“It’s impressive the way he lives his life,” says Rogers of McDonnell. “He takes advantage of every single minute to make people better.

“When you go to the University of Louisville, you know what you’re getting into. It’s not an easy journey. You’ve got to earn that playing time.

“You also learn how to eat right, work out right and sleep right. These are things that have gone a long way into helping me with my career to this point.”

Rogers retired many a high school hitter with his breaking ball. In college, Williams convinced him that was not the way to go at higher levels.

“He’s the No. 1 reason I chose the University of Louisville,” says Rogers of Williams. “Hitters were at such a disadvantage when I threw a curve in high school. I thought that would carry over to college or professional baseball. (Williams taught me) a well-located fastball is the best pitch in baseball. Coach Williams really taught me how to pitch.”

Being draft-eligible after his sophomore season, the lefty was selected in the 11th round of the 2015 Major League Baseball First-Year Player Draft by the Yankees and signed with area scout Mike Gibbons.

Rogers split the 2015 season with the short-season Staten Island Yankees and Low Class-A Charlestown (S.C.) RiverDogs then 2016 with Charleston and Tampa. In those first two pro seasons, he went 14-6 in 29 appearances (24 starts) with a 2.71 ERA, 131 strikeouts and 25 walks in 139 2/3 innings.

Josh (23) is he oldest child in a family of five. Bobby and Eldora also have Haley (21) and Chase (12). The family was able to watch Josh pitch in-person plenty when he was at Louisville and they have gotten to see him a few times in each of his pro seasons.
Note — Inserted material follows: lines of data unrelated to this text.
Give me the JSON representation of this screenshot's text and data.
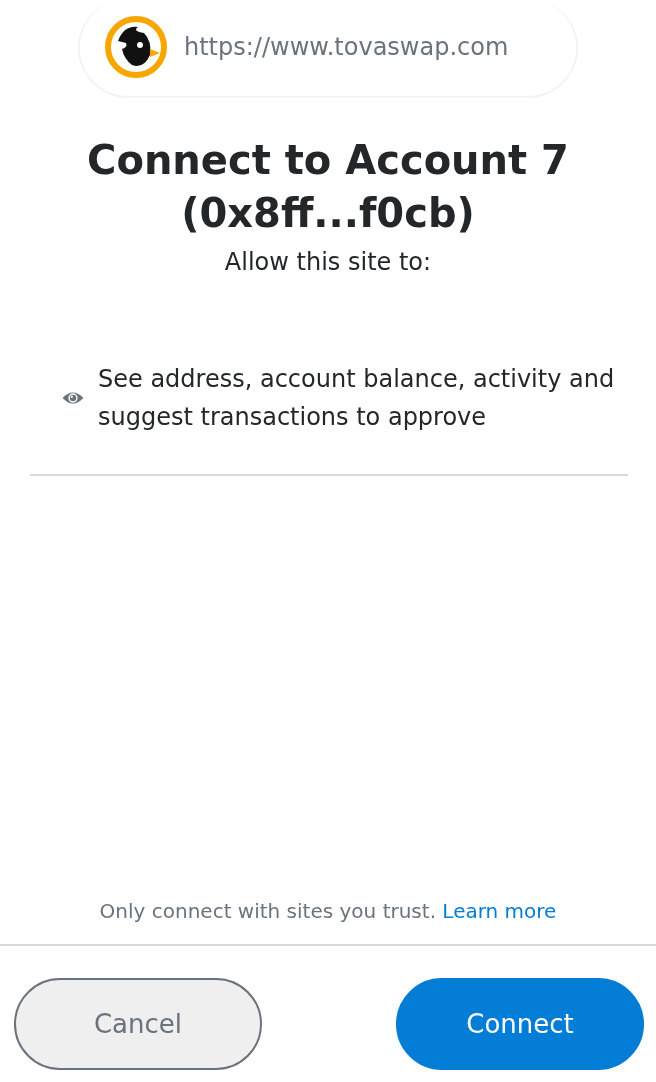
{
  "site": {
    "url": "https://www.tovaswap.com"
  },
  "title": [
    "Connect to Account 7",
    "(0x8ff...f0cb)"
  ],
  "subtitle": "Allow this site to:",
  "permissions": [
    {
      "kind": "view",
      "text": "See address, account balance, activity and suggest transactions to approve"
    }
  ],
  "footer": {
    "note": "Only connect with sites you trust.",
    "link": "Learn more"
  },
  "buttons": [
    {
      "label": "Cancel",
      "kind": "secondary"
    },
    {
      "label": "Connect",
      "kind": "primary"
    }
  ]
}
Rogers is 38 credits shy of a sport administration degree at Louisville.

“I promised my parents and Coach Mac that I will get my degree,” says Rogers. “I’ll keep chipping away at it.”

Throwing from a high three-quarter arm slot, Rogers looks to command his pitch selection of fastball (thrown as a four- or two-seamer or cutter), slider and change-up. When he was moved up to Double-A, he was convinced to throw the fastball even more frequently — maybe 65 percent of the time.

Rogers spent many an hour in the bullpen with Tampa pitching coach Tim Norton learning to develop the change-up and making mechanical delivery tweaks. The two also battled it out on the golf course.

“It’s a pretty cool relationship,” says Rogers. “You don’t call them ‘Coach’ in pro ball, just their name.”

While the Yankees certainly take an interest in the development of a player, he knows the responsibility ultimately lies with that player.

“It’s your career,” says Rogers. “If you’re not ready and slacking, it’s up to you.

“The Yankees do a lot of job of giving people equal opportunity. It just may take longer to someone that is a higher draft pick that they’ve given more money to.

If you control what you can control and focus on helping your team win every time out, the chips will fall where they’re supposed to.”

JOSHROGERSTRENTON17

Josh Rogers, a 2013 New Albany High School graduate who pitched two seasons at the University of Louisville and was drafted in 2015 by the New York Yankees, delivers a pitch in 2017 for the Double-A Trenton Thunder. (Trenton Thunder Photo)